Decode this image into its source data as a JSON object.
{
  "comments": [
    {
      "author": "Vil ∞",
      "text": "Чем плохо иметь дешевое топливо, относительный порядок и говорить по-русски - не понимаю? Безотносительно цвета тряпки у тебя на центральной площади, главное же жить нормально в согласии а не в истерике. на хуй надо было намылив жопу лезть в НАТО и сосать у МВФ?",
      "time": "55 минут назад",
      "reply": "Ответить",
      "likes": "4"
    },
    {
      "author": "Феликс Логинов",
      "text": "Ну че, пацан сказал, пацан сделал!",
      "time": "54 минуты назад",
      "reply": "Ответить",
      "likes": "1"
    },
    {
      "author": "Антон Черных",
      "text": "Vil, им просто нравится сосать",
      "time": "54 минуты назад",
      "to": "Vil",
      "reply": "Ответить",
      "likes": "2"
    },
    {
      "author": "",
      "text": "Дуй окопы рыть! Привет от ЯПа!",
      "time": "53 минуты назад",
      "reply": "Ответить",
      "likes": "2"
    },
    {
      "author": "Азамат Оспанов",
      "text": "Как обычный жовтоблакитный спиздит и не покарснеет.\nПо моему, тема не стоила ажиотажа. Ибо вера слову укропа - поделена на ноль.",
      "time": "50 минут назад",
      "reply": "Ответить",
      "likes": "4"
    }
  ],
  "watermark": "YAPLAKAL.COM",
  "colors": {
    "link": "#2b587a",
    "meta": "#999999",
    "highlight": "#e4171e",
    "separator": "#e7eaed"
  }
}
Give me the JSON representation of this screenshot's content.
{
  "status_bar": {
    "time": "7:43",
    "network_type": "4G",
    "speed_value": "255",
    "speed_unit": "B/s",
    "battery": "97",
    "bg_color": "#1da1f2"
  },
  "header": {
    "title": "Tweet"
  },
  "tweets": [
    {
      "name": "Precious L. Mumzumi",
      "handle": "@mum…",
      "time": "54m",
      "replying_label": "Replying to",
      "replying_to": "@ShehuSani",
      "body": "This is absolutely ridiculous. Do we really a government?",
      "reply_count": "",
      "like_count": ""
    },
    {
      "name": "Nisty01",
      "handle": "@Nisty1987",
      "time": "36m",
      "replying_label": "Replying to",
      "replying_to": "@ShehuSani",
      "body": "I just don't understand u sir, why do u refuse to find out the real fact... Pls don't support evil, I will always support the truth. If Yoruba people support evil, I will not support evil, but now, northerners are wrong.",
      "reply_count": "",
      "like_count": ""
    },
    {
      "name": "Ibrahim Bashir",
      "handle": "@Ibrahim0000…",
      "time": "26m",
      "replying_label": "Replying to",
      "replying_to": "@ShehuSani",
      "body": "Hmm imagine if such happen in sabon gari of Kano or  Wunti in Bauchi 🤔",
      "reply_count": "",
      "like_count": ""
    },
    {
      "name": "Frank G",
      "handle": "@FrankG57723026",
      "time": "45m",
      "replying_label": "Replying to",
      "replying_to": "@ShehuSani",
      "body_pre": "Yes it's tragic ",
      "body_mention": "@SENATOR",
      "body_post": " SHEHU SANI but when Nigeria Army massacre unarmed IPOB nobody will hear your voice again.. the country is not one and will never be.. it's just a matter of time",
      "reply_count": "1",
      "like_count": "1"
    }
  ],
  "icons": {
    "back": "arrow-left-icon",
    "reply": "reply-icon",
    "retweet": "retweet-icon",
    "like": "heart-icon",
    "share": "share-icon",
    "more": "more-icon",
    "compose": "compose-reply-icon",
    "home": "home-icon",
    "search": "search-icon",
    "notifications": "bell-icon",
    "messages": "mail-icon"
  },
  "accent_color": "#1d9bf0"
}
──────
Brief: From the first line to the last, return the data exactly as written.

Exercise response:
Decode this image into its source data as a JSON object.
{
  "comments": [
    {
      "author": "Vil ∞",
      "text": "Чем плохо иметь дешевое топливо, относительный порядок и говорить по-русски - не понимаю? Безотносительно цвета тряпки у тебя на центральной площади, главное же жить нормально в согласии а не в истерике. на хуй надо было намылив жопу лезть в НАТО и сосать у МВФ?",
      "time": "55 минут назад",
      "reply": "Ответить",
      "likes": "4"
    },
    {
      "author": "Феликс Логинов",
      "text": "Ну че, пацан сказал, пацан сделал!",
      "time": "54 минуты назад",
      "reply": "Ответить",
      "likes": "1"
    },
    {
      "author": "Антон Черных",
      "text": "Vil, им просто нравится сосать",
      "time": "54 минуты назад",
      "to": "Vil",
      "reply": "Ответить",
      "likes": "2"
    },
    {
      "author": "",
      "text": "Дуй окопы рыть! Привет от ЯПа!",
      "time": "53 минуты назад",
      "reply": "Ответить",
      "likes": "2"
    },
    {
      "author": "Азамат Оспанов",
      "text": "Как обычный жовтоблакитный спиздит и не покарснеет.\nПо моему, тема не стоила ажиотажа. Ибо вера слову укропа - поделена на ноль.",
      "time": "50 минут назад",
      "reply": "Ответить",
      "likes": "4"
    }
  ],
  "watermark": "YAPLAKAL.COM",
  "colors": {
    "link": "#2b587a",
    "meta": "#999999",
    "highlight": "#e4171e",
    "separator": "#e7eaed"
  }
}
Give me the JSON representation of this screenshot's content.
{
  "status_bar": {
    "time": "7:43",
    "network_type": "4G",
    "speed_value": "255",
    "speed_unit": "B/s",
    "battery": "97",
    "bg_color": "#1da1f2"
  },
  "header": {
    "title": "Tweet"
  },
  "tweets": [
    {
      "name": "Precious L. Mumzumi",
      "handle": "@mum…",
      "time": "54m",
      "replying_label": "Replying to",
      "replying_to": "@ShehuSani",
      "body": "This is absolutely ridiculous. Do we really a government?",
      "reply_count": "",
      "like_count": ""
    },
    {
      "name": "Nisty01",
      "handle": "@Nisty1987",
      "time": "36m",
      "replying_label": "Replying to",
      "replying_to": "@ShehuSani",
      "body": "I just don't understand u sir, why do u refuse to find out the real fact... Pls don't support evil, I will always support the truth. If Yoruba people support evil, I will not support evil, but now, northerners are wrong.",
      "reply_count": "",
      "like_count": ""
    },
    {
      "name": "Ibrahim Bashir",
      "handle": "@Ibrahim0000…",
      "time": "26m",
      "replying_label": "Replying to",
      "replying_to": "@ShehuSani",
      "body": "Hmm imagine if such happen in sabon gari of Kano or  Wunti in Bauchi 🤔",
      "reply_count": "",
      "like_count": ""
    },
    {
      "name": "Frank G",
      "handle": "@FrankG57723026",
      "time": "45m",
      "replying_label": "Replying to",
      "replying_to": "@ShehuSani",
      "body_pre": "Yes it's tragic ",
      "body_mention": "@SENATOR",
      "body_post": " SHEHU SANI but when Nigeria Army massacre unarmed IPOB nobody will hear your voice again.. the country is not one and will never be.. it's just a matter of time",
      "reply_count": "1",
      "like_count": "1"
    }
  ],
  "icons": {
    "back": "arrow-left-icon",
    "reply": "reply-icon",
    "retweet": "retweet-icon",
    "like": "heart-icon",
    "share": "share-icon",
    "more": "more-icon",
    "compose": "compose-reply-icon",
    "home": "home-icon",
    "search": "search-icon",
    "notifications": "bell-icon",
    "messages": "mail-icon"
  },
  "accent_color": "#1d9bf0"
}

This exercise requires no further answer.